The response should consist of the data reproduced word for word.

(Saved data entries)
|---|
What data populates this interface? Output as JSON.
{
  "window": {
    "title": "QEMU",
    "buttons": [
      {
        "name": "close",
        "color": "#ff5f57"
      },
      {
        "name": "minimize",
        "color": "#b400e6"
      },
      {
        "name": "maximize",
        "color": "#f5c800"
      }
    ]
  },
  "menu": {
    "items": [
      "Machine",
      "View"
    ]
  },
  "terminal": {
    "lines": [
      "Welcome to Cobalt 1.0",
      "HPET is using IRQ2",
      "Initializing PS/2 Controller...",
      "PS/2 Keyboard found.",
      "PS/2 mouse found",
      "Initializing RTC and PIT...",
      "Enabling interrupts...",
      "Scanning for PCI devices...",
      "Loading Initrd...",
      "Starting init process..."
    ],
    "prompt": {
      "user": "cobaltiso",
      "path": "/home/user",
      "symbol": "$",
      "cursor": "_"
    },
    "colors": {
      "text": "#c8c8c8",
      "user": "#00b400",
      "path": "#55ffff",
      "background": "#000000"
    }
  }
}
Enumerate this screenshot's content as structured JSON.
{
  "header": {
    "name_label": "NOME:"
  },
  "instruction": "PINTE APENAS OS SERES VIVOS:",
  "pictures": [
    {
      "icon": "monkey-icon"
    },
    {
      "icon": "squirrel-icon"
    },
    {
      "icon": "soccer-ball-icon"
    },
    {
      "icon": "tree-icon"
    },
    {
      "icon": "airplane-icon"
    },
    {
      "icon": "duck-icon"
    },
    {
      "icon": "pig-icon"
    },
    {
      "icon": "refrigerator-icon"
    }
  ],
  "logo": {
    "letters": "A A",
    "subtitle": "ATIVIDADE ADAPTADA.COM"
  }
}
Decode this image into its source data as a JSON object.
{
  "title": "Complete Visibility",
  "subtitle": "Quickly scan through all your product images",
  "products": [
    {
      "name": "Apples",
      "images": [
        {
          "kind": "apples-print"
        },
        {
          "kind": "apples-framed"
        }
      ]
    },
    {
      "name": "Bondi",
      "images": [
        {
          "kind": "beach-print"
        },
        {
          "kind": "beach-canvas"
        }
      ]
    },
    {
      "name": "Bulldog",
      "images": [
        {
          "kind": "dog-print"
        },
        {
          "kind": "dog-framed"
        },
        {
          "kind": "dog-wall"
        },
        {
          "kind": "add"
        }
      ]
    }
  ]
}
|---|
=== Solution to the exercise ===
What data populates this interface? Output as JSON.
{
  "window": {
    "title": "QEMU",
    "buttons": [
      {
        "name": "close",
        "color": "#ff5f57"
      },
      {
        "name": "minimize",
        "color": "#b400e6"
      },
      {
        "name": "maximize",
        "color": "#f5c800"
      }
    ]
  },
  "menu": {
    "items": [
      "Machine",
      "View"
    ]
  },
  "terminal": {
    "lines": [
      "Welcome to Cobalt 1.0",
      "HPET is using IRQ2",
      "Initializing PS/2 Controller...",
      "PS/2 Keyboard found.",
      "PS/2 mouse found",
      "Initializing RTC and PIT...",
      "Enabling interrupts...",
      "Scanning for PCI devices...",
      "Loading Initrd...",
      "Starting init process..."
    ],
    "prompt": {
      "user": "cobaltiso",
      "path": "/home/user",
      "symbol": "$",
      "cursor": "_"
    },
    "colors": {
      "text": "#c8c8c8",
      "user": "#00b400",
      "path": "#55ffff",
      "background": "#000000"
    }
  }
}
Enumerate this screenshot's content as structured JSON.
{
  "header": {
    "name_label": "NOME:"
  },
  "instruction": "PINTE APENAS OS SERES VIVOS:",
  "pictures": [
    {
      "icon": "monkey-icon"
    },
    {
      "icon": "squirrel-icon"
    },
    {
      "icon": "soccer-ball-icon"
    },
    {
      "icon": "tree-icon"
    },
    {
      "icon": "airplane-icon"
    },
    {
      "icon": "duck-icon"
    },
    {
      "icon": "pig-icon"
    },
    {
      "icon": "refrigerator-icon"
    }
  ],
  "logo": {
    "letters": "A A",
    "subtitle": "ATIVIDADE ADAPTADA.COM"
  }
}
Decode this image into its source data as a JSON object.
{
  "title": "Complete Visibility",
  "subtitle": "Quickly scan through all your product images",
  "products": [
    {
      "name": "Apples",
      "images": [
        {
          "kind": "apples-print"
        },
        {
          "kind": "apples-framed"
        }
      ]
    },
    {
      "name": "Bondi",
      "images": [
        {
          "kind": "beach-print"
        },
        {
          "kind": "beach-canvas"
        }
      ]
    },
    {
      "name": "Bulldog",
      "images": [
        {
          "kind": "dog-print"
        },
        {
          "kind": "dog-framed"
        },
        {
          "kind": "dog-wall"
        },
        {
          "kind": "add"
        }
      ]
    }
  ]
}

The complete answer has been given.